    Defining the cache interface with a TryGet (or similar), which jumped out at me in the earlier post, would also do the trick, and would additionally reduce duplication across usage sites (especially with a sprinkle of lambda) and allow for optimizations to be made in cache implementations.

  • http://www.blogcoward.com jdn
  • http://jimmybogard.lostechies.com Jimmy Bogard

    @jdn, Jeremy

    Yeah, that would definitely make more sense. That would likely be the next refactoring, as our behavioral specs are in place, we can make that change with confidence.

  • Jeremy Gray
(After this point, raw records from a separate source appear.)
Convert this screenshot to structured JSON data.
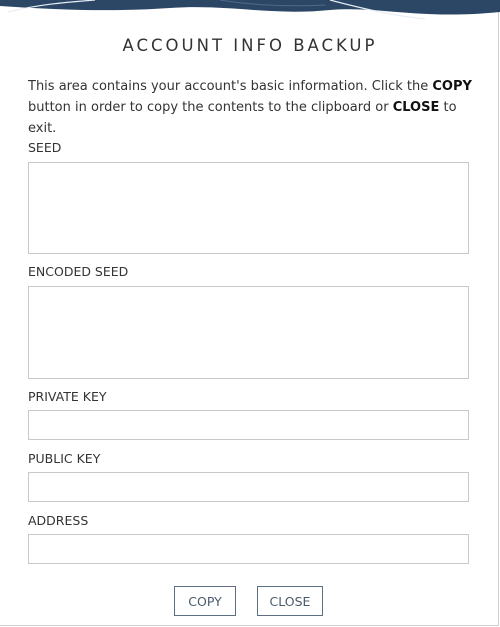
{
  "dialog": {
    "title": "ACCOUNT INFO BACKUP",
    "description": {
      "part1": "This area contains your account's basic information. Click the ",
      "copy_word": "COPY",
      "part2": " button in order to copy the contents to the clipboard or ",
      "close_word": "CLOSE",
      "part3": " to exit."
    }
  },
  "fields": {
    "seed": {
      "label": "SEED",
      "value": ""
    },
    "encoded_seed": {
      "label": "ENCODED SEED",
      "value": ""
    },
    "private_key": {
      "label": "PRIVATE KEY",
      "value": ""
    },
    "public_key": {
      "label": "PUBLIC KEY",
      "value": ""
    },
    "address": {
      "label": "ADDRESS",
      "value": ""
    }
  },
  "buttons": {
    "copy_label": "COPY",
    "close_label": "CLOSE"
  },
  "colors": {
    "header_wave": "#2c4766",
    "button_border": "#5c6f82",
    "field_border": "#c8c8c8"
  }
}
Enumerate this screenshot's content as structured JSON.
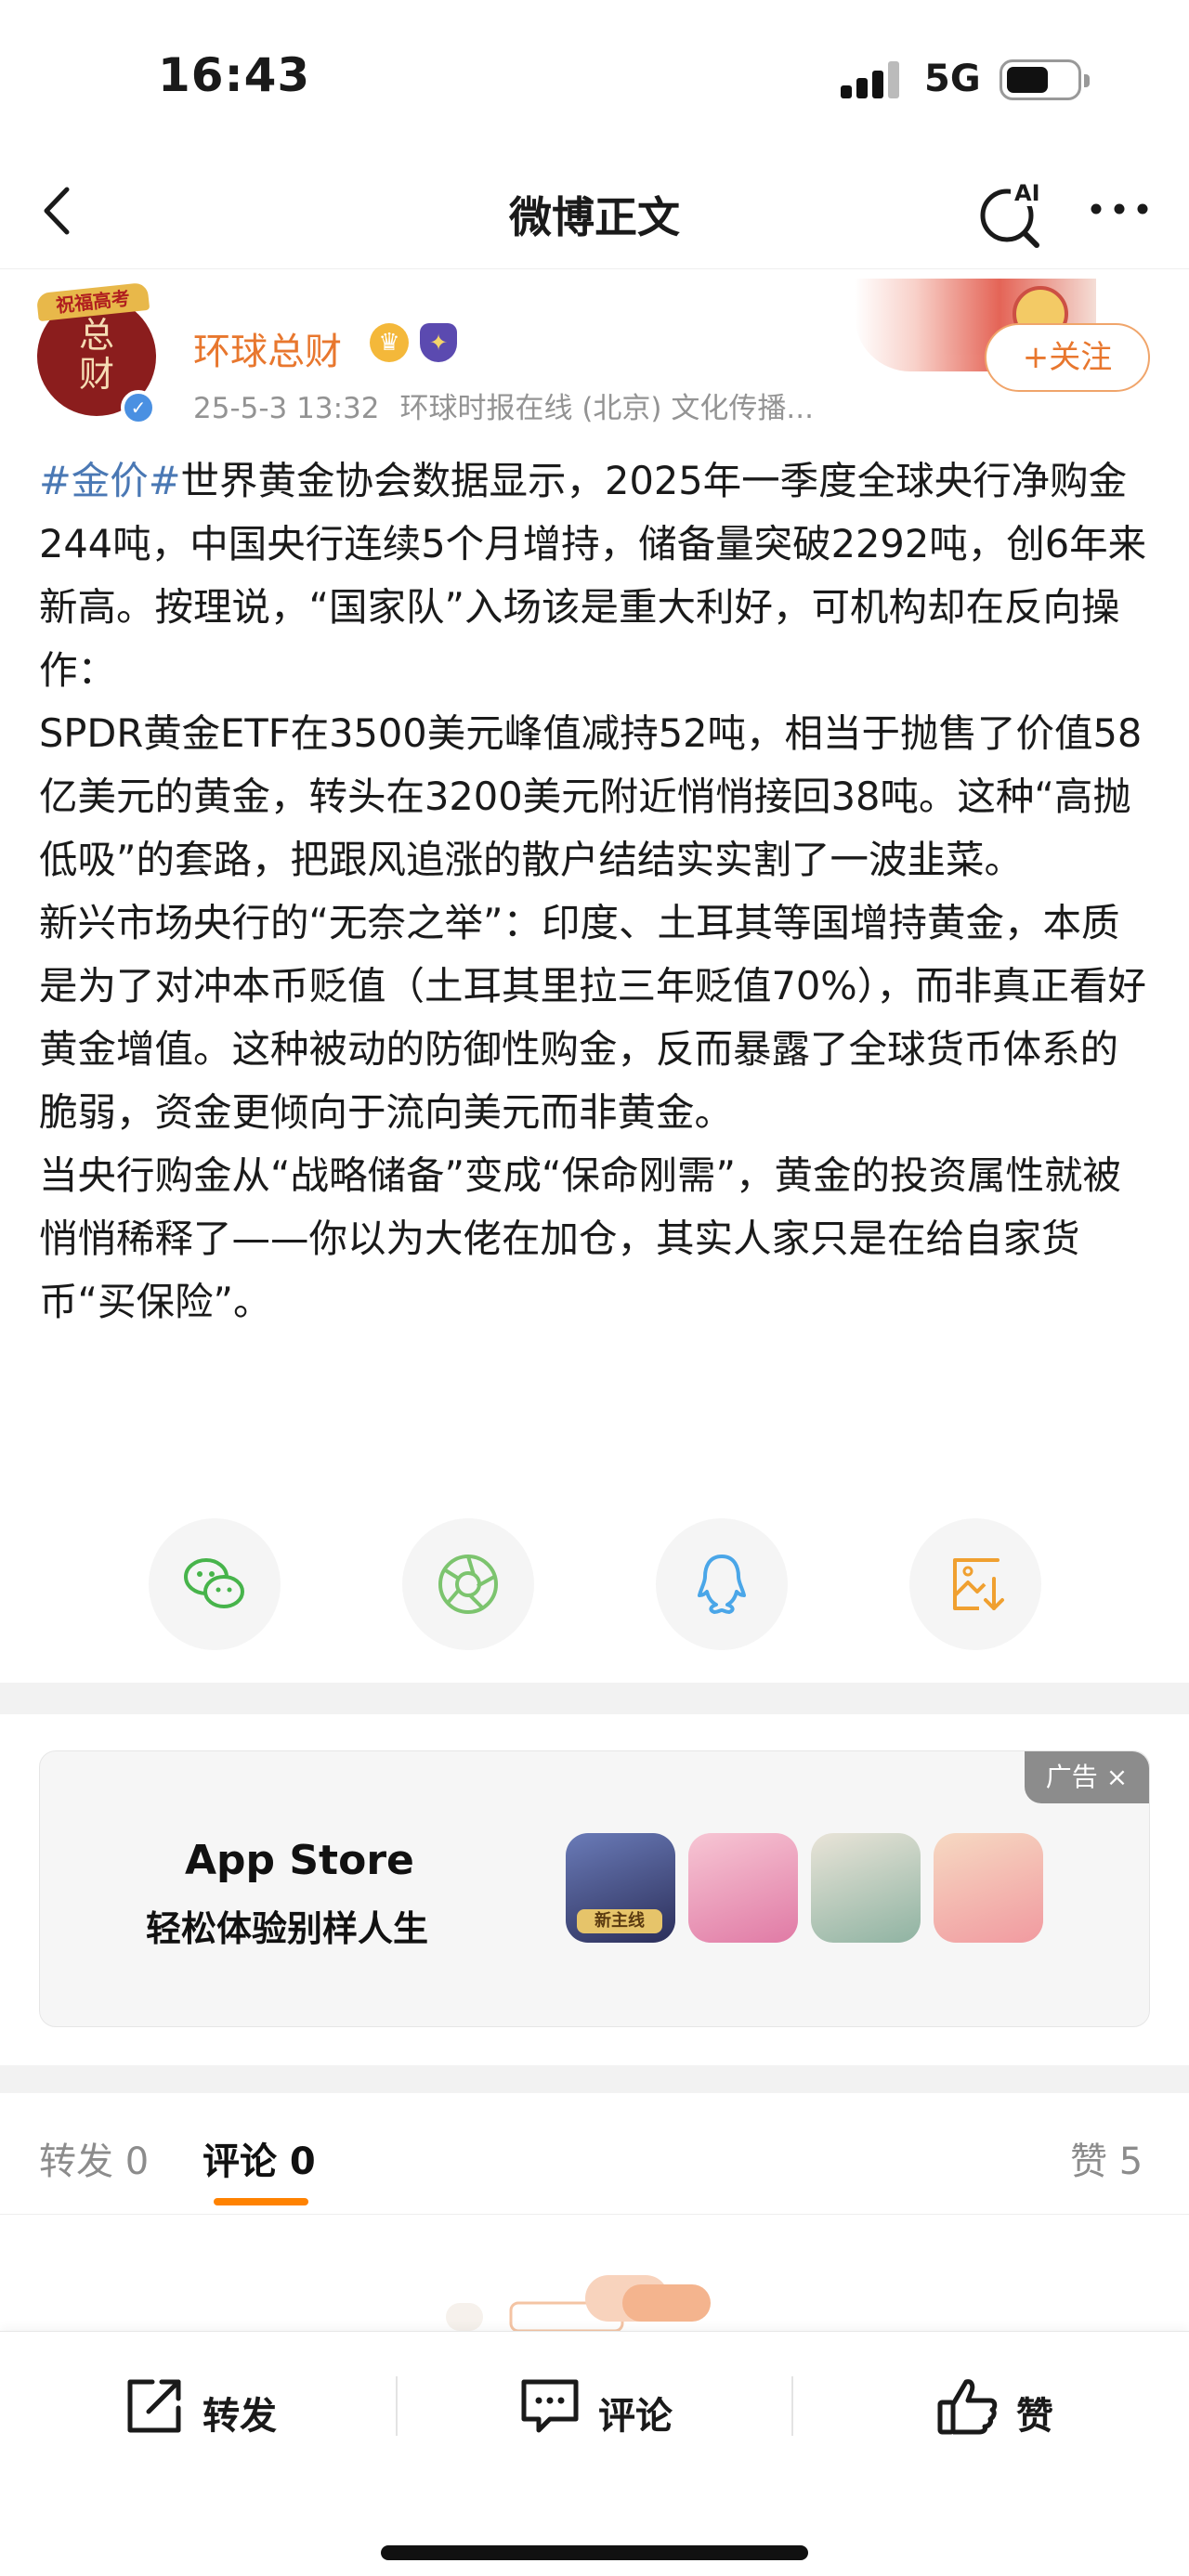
{
  "status_bar": {
    "time": "16:43",
    "network": "5G"
  },
  "nav": {
    "title": "微博正文",
    "ai_label": "AI"
  },
  "author": {
    "avatar_text": "总财",
    "avatar_banner": "祝福高考",
    "name": "环球总财",
    "date": "25-5-3 13:32",
    "source": "环球时报在线 (北京) 文化传播...",
    "follow_label": "+关注"
  },
  "post": {
    "hashtag": "#金价#",
    "paragraphs": [
      "世界黄金协会数据显示，2025年一季度全球央行净购金244吨，中国央行连续5个月增持，储备量突破2292吨，创6年来新高。按理说，“国家队”入场该是重大利好，可机构却在反向操作：",
      "SPDR黄金ETF在3500美元峰值减持52吨，相当于抛售了价值58亿美元的黄金，转头在3200美元附近悄悄接回38吨。这种“高抛低吸”的套路，把跟风追涨的散户结结实实割了一波韭菜。",
      "新兴市场央行的“无奈之举”：印度、土耳其等国增持黄金，本质是为了对冲本币贬值（土耳其里拉三年贬值70%），而非真正看好黄金增值。这种被动的防御性购金，反而暴露了全球货币体系的脆弱，资金更倾向于流向美元而非黄金。",
      "当央行购金从“战略储备”变成“保命刚需”，黄金的投资属性就被悄悄稀释了——你以为大佬在加仓，其实人家只是在给自家货币“买保险”。"
    ]
  },
  "share": {
    "icons": [
      "wechat-icon",
      "moments-icon",
      "qq-icon",
      "save-image-icon"
    ]
  },
  "ad": {
    "tag": "广告",
    "close": "×",
    "brand": "App Store",
    "slogan": "轻松体验别样人生",
    "game_badge": "新主线"
  },
  "tabs": {
    "repost": "转发 0",
    "comment": "评论 0",
    "like": "赞 5"
  },
  "bottom_bar": {
    "repost": "转发",
    "comment": "评论",
    "like": "赞"
  },
  "colors": {
    "accent_orange": "#ff8200",
    "author_name": "#e8772e",
    "hashtag_blue": "#4a78b4"
  }
}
    Interestingly enough, this popped up all of a few days ago and I neglected to link to it the first time around:

    http://www.lostechies.com/blogs/chad_myers/archive/2008/07/07/exploring-shadetree-features-part-2-cache-lt-key-value-gt.aspx

  • http://jimmybogard.lostechies.com Jimmy Bogard

    @Jeremy Gray

    Thanks! Unfortunately, Chad and Jeremy have a history of putting out just awful software. I pretty much distrust anything they put out. I mean, who builds an IoC container? It’s called a constructor, duh!

    But seriously, it’s a tough call to change the implementation of legacy code. With this snippet, the changes aren’t very large. I’d have to carefully examine the impact of the change to make sure existing behavior isn’t broken. In this case, it wouldn’t be.

  • Jeremy Gray

    I hear ya on the issue with changing legacy code, that’s for sure.

  • http://Bryan.ReynoldsLive.com Bryan Reynolds

    Good example of seperation.

  • bypasser

    It appears we can do without “(customers != null)” and “_customCache.Contains(key)” checks.